Data records for software interfaces:
________________
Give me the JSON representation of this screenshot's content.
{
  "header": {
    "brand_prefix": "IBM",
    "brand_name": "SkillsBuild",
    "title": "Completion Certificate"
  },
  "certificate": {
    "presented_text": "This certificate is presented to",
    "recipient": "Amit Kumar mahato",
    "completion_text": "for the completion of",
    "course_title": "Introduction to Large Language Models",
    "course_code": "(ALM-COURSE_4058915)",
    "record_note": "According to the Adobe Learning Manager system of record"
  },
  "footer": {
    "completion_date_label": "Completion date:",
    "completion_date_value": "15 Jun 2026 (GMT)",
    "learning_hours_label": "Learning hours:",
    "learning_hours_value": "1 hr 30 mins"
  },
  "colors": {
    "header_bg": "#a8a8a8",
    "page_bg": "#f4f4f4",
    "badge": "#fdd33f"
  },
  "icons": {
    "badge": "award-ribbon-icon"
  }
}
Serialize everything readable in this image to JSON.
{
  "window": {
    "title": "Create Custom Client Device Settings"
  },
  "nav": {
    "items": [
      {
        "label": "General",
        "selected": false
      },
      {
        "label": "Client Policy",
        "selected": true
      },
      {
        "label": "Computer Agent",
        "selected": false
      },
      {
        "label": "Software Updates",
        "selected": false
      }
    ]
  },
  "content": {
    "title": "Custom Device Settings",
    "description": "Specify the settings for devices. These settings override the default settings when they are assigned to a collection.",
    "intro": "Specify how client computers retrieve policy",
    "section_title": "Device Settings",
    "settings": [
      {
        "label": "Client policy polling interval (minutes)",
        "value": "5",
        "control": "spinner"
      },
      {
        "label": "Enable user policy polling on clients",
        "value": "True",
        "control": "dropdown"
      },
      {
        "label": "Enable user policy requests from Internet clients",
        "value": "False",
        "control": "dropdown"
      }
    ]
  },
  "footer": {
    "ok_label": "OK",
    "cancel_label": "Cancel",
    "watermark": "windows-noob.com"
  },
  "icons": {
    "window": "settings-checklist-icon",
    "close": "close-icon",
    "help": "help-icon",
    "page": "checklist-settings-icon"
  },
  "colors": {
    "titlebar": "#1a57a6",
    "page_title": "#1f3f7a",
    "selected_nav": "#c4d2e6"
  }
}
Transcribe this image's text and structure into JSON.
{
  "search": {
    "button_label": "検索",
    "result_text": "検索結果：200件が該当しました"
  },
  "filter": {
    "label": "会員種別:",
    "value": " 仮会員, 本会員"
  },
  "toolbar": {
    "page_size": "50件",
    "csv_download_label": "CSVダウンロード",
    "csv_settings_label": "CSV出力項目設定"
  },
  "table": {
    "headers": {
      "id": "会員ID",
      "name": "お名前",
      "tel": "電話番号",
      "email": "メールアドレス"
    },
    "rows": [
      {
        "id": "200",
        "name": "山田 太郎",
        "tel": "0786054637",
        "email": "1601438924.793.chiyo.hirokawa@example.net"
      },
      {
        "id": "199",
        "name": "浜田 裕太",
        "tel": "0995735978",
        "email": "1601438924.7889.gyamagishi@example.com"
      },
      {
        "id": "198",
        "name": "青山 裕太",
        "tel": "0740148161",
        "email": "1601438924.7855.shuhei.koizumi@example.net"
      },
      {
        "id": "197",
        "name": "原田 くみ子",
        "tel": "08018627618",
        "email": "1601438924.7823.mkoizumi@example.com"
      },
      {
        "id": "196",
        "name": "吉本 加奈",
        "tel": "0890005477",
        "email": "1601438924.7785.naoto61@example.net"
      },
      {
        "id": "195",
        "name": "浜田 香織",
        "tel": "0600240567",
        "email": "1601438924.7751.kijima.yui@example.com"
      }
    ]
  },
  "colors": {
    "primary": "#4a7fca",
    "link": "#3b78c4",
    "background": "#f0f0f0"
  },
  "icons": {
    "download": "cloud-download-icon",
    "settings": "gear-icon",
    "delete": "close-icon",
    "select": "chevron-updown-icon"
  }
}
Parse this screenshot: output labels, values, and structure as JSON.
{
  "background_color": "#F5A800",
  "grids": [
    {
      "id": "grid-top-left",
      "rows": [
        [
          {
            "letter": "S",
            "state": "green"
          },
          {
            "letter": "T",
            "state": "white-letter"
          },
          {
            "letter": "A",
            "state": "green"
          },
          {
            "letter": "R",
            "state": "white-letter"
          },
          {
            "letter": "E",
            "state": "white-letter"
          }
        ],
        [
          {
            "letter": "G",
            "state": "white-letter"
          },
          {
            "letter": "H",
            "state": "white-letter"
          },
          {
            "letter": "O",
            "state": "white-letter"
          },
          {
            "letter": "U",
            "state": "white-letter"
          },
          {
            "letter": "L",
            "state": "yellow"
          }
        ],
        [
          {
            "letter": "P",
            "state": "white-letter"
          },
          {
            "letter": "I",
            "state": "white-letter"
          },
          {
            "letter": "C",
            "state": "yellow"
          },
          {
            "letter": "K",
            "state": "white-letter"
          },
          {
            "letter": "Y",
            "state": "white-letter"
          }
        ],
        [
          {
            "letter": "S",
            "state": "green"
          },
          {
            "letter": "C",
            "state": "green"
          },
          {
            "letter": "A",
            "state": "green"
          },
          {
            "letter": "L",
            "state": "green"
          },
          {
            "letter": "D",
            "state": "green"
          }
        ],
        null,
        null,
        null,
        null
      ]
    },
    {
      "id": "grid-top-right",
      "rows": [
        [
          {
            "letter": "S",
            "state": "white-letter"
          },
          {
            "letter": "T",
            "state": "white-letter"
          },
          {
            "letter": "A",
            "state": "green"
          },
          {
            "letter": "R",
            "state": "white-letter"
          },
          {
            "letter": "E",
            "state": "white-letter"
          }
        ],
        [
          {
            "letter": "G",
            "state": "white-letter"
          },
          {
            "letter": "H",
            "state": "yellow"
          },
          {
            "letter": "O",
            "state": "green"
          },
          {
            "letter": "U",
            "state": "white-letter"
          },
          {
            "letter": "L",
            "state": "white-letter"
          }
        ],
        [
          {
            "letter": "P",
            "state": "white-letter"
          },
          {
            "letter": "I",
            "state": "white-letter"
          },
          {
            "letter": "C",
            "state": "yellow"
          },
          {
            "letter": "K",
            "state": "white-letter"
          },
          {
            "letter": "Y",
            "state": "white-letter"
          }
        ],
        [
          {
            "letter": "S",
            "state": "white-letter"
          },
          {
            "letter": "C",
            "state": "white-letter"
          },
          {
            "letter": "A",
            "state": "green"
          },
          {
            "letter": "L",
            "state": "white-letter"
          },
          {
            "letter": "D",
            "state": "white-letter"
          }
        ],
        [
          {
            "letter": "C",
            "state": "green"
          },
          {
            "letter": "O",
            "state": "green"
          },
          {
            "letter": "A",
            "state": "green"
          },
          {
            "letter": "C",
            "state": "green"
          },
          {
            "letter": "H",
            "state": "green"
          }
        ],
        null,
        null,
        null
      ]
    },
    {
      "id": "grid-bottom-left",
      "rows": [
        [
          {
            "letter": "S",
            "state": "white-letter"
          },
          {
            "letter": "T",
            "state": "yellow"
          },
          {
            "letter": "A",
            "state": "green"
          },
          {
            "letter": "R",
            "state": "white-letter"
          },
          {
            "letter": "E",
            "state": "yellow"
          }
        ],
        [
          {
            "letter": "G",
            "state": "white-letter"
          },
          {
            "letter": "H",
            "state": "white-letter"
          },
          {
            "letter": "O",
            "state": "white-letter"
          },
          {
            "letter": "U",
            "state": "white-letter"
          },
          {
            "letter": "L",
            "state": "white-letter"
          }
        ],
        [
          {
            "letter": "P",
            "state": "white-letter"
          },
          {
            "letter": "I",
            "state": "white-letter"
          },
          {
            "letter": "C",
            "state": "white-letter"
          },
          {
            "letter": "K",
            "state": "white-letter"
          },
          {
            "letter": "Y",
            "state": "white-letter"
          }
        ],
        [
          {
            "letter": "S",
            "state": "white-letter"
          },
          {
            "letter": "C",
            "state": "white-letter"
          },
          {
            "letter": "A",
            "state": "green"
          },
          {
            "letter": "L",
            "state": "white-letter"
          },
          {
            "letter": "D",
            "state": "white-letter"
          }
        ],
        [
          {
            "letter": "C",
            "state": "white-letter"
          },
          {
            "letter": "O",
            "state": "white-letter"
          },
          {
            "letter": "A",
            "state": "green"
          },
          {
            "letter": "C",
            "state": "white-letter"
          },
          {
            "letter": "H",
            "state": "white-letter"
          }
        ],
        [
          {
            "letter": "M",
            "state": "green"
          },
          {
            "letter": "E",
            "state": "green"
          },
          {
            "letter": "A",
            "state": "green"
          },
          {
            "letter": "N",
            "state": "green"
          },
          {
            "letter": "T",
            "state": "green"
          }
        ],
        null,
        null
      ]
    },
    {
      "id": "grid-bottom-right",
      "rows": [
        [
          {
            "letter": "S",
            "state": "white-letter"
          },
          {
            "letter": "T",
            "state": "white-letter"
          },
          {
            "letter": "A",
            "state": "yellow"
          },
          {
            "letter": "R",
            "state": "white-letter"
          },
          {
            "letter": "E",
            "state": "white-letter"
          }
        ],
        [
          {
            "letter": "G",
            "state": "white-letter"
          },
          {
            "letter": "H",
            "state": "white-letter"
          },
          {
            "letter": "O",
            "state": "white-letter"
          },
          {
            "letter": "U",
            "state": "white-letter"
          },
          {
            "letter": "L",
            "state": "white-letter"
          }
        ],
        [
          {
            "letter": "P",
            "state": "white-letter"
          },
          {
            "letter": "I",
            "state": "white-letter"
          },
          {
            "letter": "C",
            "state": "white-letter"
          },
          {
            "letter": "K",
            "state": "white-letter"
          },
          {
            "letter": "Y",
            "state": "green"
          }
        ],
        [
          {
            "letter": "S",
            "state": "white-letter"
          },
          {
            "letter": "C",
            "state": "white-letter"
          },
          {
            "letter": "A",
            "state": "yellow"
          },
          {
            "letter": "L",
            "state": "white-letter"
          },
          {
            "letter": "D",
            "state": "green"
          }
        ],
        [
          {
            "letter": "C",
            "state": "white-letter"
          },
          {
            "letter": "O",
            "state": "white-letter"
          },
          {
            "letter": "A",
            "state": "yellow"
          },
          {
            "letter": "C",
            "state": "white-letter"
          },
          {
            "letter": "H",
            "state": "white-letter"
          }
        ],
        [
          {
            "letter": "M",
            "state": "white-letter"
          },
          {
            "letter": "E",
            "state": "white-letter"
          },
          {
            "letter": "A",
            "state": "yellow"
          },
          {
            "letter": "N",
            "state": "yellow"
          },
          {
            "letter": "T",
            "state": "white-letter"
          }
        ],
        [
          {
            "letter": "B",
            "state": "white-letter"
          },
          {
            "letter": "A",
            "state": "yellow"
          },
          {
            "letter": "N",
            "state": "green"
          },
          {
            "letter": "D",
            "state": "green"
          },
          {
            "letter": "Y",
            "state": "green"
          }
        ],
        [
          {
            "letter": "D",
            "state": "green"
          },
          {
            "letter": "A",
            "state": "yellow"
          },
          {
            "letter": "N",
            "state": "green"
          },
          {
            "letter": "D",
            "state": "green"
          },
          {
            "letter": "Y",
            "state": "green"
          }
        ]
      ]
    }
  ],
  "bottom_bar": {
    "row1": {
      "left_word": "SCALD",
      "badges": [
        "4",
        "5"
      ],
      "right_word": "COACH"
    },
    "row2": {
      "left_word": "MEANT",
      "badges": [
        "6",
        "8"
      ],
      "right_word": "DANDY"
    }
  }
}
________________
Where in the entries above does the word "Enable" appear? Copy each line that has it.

## [Your response]
        "label": "Enable user policy polling on clients",
        "label": "Enable user policy requests from Internet clients",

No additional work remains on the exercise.